Why Does God Allow (Me to Do) Evil?
What if some were unfaithful? Does their faithlessness nullify the faithfulness of God? By no means! Romans 3:3-4
In times of hurt and loss, it’s natural to ask why God allows horrible things to happen. Life is full of trials and the problem of suffering and pain has probably been the one argument against God’s existence that has bothered me the most. It’s not that I’ve had such a bad life. It’s the misery that I see others enduring that makes me ask why God would allow such things. Why does God allow young people to die? Why does God allow evil people to hurt others? If God is all-powerful and all-loving, shouldn’t he do something?
In asking why God allows people to hurt each other, I have to be honest enough to look at my own life. If I’m going to put God on trial, I must analyze my own behavior, asking whose fault my destructive actions have been. When I hurt those around me in my drug addiction, was that God’s doing or mine?
Paul addressed this in today’s passage. In it, he asked if the evil that people commit is God’s fault. What if some were unfaithful? Does their faithlessness nullify the faithfulness of God? His answer was an emphatic no. By no means! Paul placed the blame for evil squarely at our feet. Paul may not blame us individually for everything bad that happens, but in the opening chapter of Romans, Paul described the destructive, painful consequences of humanity choosing to follow itself over God.
God loves us and he longs that we love him in return. For love to be real, there has to be choice. In Genesis, God put Adam and Eve in the garden and gave them a choice to obey him or follow themselves. They chose, as we’ve all chosen, to follow their own appetite over God. The result is pain and loss. The world is broken, and pain exists because humanity has chosen evil.

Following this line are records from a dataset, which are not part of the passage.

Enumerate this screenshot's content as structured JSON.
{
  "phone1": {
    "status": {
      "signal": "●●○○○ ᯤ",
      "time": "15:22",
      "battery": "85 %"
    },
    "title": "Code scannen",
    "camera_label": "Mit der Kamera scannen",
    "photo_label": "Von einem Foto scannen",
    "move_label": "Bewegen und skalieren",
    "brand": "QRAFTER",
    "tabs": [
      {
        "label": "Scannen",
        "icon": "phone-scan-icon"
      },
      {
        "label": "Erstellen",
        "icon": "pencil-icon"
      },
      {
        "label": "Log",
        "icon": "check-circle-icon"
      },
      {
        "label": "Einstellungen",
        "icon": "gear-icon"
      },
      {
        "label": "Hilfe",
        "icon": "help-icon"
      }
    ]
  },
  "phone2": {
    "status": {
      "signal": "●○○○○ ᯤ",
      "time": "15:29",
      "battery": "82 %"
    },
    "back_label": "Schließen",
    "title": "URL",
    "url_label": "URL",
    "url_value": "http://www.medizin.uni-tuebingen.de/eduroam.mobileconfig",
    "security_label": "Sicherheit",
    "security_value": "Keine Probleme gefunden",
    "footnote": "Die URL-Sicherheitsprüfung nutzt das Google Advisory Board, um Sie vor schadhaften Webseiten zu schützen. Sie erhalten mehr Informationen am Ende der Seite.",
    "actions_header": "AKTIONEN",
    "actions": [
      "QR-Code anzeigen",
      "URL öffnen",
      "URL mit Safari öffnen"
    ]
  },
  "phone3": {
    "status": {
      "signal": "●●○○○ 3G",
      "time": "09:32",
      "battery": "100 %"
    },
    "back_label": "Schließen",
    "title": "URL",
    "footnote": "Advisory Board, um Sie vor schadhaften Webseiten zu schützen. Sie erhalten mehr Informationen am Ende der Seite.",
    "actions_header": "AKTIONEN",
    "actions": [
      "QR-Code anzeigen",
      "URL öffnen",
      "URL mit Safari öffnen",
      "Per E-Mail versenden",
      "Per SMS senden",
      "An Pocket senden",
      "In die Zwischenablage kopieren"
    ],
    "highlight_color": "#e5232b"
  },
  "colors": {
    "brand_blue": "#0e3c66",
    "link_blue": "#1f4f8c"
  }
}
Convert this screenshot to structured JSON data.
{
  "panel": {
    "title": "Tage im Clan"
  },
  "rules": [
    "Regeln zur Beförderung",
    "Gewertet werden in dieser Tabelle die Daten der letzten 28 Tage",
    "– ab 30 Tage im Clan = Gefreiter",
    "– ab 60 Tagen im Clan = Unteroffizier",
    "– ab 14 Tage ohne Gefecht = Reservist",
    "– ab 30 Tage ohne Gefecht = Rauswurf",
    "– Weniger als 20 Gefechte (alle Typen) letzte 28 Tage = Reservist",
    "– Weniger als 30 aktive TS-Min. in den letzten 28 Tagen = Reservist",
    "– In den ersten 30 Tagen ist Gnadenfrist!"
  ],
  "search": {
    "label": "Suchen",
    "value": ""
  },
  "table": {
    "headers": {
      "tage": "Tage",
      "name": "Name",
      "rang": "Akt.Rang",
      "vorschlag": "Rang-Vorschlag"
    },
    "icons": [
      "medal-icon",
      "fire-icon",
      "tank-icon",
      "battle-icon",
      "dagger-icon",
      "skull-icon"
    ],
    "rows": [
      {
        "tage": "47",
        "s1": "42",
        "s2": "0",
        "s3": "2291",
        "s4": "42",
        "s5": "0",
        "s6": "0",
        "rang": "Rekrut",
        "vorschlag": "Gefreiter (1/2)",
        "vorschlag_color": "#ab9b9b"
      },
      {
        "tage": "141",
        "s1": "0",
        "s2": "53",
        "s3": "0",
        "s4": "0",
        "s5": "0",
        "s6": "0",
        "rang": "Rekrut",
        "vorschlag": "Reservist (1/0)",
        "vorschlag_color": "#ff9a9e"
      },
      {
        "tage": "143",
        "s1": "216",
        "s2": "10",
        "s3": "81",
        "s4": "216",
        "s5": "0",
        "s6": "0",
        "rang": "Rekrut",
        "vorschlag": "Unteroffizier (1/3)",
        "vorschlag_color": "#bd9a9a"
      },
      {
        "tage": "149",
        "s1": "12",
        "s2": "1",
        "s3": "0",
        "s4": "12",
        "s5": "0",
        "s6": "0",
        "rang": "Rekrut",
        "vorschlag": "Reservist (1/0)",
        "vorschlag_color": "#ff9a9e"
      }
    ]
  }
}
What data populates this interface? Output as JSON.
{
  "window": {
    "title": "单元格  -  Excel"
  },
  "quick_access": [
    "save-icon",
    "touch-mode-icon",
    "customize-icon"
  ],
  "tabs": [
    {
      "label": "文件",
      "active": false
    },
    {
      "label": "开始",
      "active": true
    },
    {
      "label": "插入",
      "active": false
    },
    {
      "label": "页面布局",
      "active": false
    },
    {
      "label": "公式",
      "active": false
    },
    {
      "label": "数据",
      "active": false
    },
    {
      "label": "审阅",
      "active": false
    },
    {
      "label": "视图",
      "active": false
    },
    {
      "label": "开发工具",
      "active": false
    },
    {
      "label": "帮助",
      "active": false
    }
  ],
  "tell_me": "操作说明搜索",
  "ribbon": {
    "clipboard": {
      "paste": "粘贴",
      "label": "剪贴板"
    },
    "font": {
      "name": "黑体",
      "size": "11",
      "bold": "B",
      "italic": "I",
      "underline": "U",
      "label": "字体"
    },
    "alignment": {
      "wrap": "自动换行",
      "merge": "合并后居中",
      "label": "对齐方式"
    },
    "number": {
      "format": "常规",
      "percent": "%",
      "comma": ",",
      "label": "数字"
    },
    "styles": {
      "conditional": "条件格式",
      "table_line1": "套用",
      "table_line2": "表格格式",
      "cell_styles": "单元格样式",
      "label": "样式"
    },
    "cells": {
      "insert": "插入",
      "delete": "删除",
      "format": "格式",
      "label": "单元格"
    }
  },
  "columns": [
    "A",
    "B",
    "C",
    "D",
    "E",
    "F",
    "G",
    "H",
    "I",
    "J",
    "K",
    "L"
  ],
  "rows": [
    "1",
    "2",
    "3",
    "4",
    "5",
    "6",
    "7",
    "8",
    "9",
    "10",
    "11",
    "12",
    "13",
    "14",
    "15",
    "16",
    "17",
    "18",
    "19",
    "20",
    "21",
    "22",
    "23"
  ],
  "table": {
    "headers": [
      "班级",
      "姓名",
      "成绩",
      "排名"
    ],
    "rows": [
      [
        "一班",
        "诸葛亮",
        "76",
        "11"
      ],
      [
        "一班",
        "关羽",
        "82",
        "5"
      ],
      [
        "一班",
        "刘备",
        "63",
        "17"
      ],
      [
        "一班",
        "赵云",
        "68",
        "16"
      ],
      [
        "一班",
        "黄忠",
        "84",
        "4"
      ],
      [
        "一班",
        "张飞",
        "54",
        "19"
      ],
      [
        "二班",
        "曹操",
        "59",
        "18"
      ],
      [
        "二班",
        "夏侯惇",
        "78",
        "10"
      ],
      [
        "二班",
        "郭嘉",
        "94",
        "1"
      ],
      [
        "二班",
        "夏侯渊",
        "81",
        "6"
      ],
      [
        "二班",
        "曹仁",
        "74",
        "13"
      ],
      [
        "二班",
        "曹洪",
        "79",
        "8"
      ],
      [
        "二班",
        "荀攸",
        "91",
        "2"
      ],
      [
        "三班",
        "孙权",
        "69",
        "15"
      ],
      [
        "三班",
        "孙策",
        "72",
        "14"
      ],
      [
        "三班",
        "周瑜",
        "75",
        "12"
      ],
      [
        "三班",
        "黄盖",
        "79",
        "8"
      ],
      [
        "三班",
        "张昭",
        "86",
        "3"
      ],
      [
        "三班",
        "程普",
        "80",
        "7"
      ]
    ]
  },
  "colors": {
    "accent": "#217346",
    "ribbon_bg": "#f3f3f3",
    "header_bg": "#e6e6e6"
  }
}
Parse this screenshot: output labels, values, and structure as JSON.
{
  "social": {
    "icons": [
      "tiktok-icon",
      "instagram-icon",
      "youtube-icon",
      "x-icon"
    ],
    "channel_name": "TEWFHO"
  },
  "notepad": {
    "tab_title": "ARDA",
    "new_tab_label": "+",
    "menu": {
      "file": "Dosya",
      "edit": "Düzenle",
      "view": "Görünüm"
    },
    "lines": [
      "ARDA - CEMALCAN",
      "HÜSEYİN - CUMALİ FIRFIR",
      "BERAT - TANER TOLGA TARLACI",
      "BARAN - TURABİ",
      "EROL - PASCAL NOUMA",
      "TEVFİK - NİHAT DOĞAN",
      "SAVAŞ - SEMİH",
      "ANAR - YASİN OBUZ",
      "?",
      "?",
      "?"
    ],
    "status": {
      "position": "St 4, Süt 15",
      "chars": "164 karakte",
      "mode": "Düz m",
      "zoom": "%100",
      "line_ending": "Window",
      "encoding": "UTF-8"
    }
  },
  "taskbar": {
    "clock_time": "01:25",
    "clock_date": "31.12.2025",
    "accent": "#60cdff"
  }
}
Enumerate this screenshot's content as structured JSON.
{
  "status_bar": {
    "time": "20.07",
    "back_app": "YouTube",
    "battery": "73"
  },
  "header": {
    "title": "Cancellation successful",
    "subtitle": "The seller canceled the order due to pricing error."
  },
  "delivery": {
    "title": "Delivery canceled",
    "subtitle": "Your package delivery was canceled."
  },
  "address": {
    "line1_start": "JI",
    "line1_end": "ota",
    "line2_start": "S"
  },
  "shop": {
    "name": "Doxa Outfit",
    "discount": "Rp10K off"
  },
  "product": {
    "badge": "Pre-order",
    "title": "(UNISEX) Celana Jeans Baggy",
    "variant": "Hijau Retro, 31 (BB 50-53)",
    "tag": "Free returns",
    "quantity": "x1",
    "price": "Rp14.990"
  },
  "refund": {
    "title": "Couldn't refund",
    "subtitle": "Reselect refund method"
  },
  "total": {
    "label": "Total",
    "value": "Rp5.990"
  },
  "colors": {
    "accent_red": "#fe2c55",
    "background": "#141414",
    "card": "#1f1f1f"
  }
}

In painful trials, we may feel like victims of an uncaring God, but the truth is, we’ve done evil and we’ve hurt others. Should God have stopped us? In his sovereign wisdom, he’s allowed us to choose evil and the result of that choice is pain and suffering. It’s natural to be angry at God in the midst of a trial, but the next time I look for the source of suffering in the world, I need to look no further than humanity – and myself.